PROMPT:
Nothing in the data may change. Copy all of it exactly.

EXERCISE DATA:
□ □ □ □

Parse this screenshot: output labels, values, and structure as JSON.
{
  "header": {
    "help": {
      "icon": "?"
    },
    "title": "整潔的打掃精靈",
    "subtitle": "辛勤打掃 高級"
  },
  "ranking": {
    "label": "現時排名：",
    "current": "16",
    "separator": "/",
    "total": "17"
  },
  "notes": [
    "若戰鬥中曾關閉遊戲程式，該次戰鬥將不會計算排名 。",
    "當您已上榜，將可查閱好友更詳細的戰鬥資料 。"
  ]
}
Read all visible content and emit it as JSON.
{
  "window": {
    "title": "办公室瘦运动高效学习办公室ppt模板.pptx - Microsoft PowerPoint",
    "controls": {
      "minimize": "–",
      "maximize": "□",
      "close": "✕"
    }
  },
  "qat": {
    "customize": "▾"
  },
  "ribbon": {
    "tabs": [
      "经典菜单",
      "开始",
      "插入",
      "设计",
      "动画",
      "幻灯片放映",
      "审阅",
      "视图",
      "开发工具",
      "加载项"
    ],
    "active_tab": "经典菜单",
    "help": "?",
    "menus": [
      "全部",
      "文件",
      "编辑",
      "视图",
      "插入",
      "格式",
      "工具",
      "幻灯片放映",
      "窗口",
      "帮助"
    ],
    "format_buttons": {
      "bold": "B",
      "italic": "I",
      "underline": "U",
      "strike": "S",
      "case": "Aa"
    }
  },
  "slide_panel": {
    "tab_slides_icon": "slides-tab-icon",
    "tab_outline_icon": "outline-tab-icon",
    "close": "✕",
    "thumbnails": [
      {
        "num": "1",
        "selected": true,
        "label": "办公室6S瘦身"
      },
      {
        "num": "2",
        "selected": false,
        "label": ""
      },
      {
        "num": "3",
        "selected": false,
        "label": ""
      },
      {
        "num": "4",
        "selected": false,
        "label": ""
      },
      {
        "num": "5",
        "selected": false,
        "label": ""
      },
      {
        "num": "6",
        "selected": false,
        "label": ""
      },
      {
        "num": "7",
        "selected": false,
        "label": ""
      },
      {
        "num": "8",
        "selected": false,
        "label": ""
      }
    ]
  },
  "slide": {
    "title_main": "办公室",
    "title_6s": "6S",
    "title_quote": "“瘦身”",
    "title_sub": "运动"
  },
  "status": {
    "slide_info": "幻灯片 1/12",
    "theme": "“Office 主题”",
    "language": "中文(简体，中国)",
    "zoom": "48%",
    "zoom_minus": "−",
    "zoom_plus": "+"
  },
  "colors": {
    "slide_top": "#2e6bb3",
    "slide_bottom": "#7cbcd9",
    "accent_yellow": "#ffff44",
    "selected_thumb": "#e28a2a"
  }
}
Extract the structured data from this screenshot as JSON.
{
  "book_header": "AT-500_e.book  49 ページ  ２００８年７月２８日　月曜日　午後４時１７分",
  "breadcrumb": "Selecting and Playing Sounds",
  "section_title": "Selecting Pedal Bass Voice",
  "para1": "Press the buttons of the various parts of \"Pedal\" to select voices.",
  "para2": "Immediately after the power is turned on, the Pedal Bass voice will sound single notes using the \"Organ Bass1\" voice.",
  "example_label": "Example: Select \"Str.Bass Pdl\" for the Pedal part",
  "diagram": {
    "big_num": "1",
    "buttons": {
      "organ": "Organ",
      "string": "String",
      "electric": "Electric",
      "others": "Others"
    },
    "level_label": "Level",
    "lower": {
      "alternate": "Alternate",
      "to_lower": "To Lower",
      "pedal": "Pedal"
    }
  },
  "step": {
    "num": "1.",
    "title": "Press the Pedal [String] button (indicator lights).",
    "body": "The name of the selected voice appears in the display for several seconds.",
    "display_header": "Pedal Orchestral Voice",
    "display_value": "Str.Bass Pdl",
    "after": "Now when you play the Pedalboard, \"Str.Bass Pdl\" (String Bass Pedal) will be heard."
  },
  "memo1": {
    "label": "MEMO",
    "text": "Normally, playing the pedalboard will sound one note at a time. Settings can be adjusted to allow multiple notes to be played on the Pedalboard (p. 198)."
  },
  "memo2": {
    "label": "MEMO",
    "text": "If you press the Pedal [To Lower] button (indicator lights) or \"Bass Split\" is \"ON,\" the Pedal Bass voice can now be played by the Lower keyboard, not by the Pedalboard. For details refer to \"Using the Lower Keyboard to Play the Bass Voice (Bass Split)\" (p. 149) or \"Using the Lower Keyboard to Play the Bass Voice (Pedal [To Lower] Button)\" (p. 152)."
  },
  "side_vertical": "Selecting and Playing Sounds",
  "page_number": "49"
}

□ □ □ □

RESULT FOR THIS EXERCISE:
Parse this screenshot: output labels, values, and structure as JSON.
{
  "header": {
    "help": {
      "icon": "?"
    },
    "title": "整潔的打掃精靈",
    "subtitle": "辛勤打掃 高級"
  },
  "ranking": {
    "label": "現時排名：",
    "current": "16",
    "separator": "/",
    "total": "17"
  },
  "notes": [
    "若戰鬥中曾關閉遊戲程式，該次戰鬥將不會計算排名 。",
    "當您已上榜，將可查閱好友更詳細的戰鬥資料 。"
  ]
}
Read all visible content and emit it as JSON.
{
  "window": {
    "title": "办公室瘦运动高效学习办公室ppt模板.pptx - Microsoft PowerPoint",
    "controls": {
      "minimize": "–",
      "maximize": "□",
      "close": "✕"
    }
  },
  "qat": {
    "customize": "▾"
  },
  "ribbon": {
    "tabs": [
      "经典菜单",
      "开始",
      "插入",
      "设计",
      "动画",
      "幻灯片放映",
      "审阅",
      "视图",
      "开发工具",
      "加载项"
    ],
    "active_tab": "经典菜单",
    "help": "?",
    "menus": [
      "全部",
      "文件",
      "编辑",
      "视图",
      "插入",
      "格式",
      "工具",
      "幻灯片放映",
      "窗口",
      "帮助"
    ],
    "format_buttons": {
      "bold": "B",
      "italic": "I",
      "underline": "U",
      "strike": "S",
      "case": "Aa"
    }
  },
  "slide_panel": {
    "tab_slides_icon": "slides-tab-icon",
    "tab_outline_icon": "outline-tab-icon",
    "close": "✕",
    "thumbnails": [
      {
        "num": "1",
        "selected": true,
        "label": "办公室6S瘦身"
      },
      {
        "num": "2",
        "selected": false,
        "label": ""
      },
      {
        "num": "3",
        "selected": false,
        "label": ""
      },
      {
        "num": "4",
        "selected": false,
        "label": ""
      },
      {
        "num": "5",
        "selected": false,
        "label": ""
      },
      {
        "num": "6",
        "selected": false,
        "label": ""
      },
      {
        "num": "7",
        "selected": false,
        "label": ""
      },
      {
        "num": "8",
        "selected": false,
        "label": ""
      }
    ]
  },
  "slide": {
    "title_main": "办公室",
    "title_6s": "6S",
    "title_quote": "“瘦身”",
    "title_sub": "运动"
  },
  "status": {
    "slide_info": "幻灯片 1/12",
    "theme": "“Office 主题”",
    "language": "中文(简体，中国)",
    "zoom": "48%",
    "zoom_minus": "−",
    "zoom_plus": "+"
  },
  "colors": {
    "slide_top": "#2e6bb3",
    "slide_bottom": "#7cbcd9",
    "accent_yellow": "#ffff44",
    "selected_thumb": "#e28a2a"
  }
}
Extract the structured data from this screenshot as JSON.
{
  "book_header": "AT-500_e.book  49 ページ  ２００８年７月２８日　月曜日　午後４時１７分",
  "breadcrumb": "Selecting and Playing Sounds",
  "section_title": "Selecting Pedal Bass Voice",
  "para1": "Press the buttons of the various parts of \"Pedal\" to select voices.",
  "para2": "Immediately after the power is turned on, the Pedal Bass voice will sound single notes using the \"Organ Bass1\" voice.",
  "example_label": "Example: Select \"Str.Bass Pdl\" for the Pedal part",
  "diagram": {
    "big_num": "1",
    "buttons": {
      "organ": "Organ",
      "string": "String",
      "electric": "Electric",
      "others": "Others"
    },
    "level_label": "Level",
    "lower": {
      "alternate": "Alternate",
      "to_lower": "To Lower",
      "pedal": "Pedal"
    }
  },
  "step": {
    "num": "1.",
    "title": "Press the Pedal [String] button (indicator lights).",
    "body": "The name of the selected voice appears in the display for several seconds.",
    "display_header": "Pedal Orchestral Voice",
    "display_value": "Str.Bass Pdl",
    "after": "Now when you play the Pedalboard, \"Str.Bass Pdl\" (String Bass Pedal) will be heard."
  },
  "memo1": {
    "label": "MEMO",
    "text": "Normally, playing the pedalboard will sound one note at a time. Settings can be adjusted to allow multiple notes to be played on the Pedalboard (p. 198)."
  },
  "memo2": {
    "label": "MEMO",
    "text": "If you press the Pedal [To Lower] button (indicator lights) or \"Bass Split\" is \"ON,\" the Pedal Bass voice can now be played by the Lower keyboard, not by the Pedalboard. For details refer to \"Using the Lower Keyboard to Play the Bass Voice (Bass Split)\" (p. 149) or \"Using the Lower Keyboard to Play the Bass Voice (Pedal [To Lower] Button)\" (p. 152)."
  },
  "side_vertical": "Selecting and Playing Sounds",
  "page_number": "49"
}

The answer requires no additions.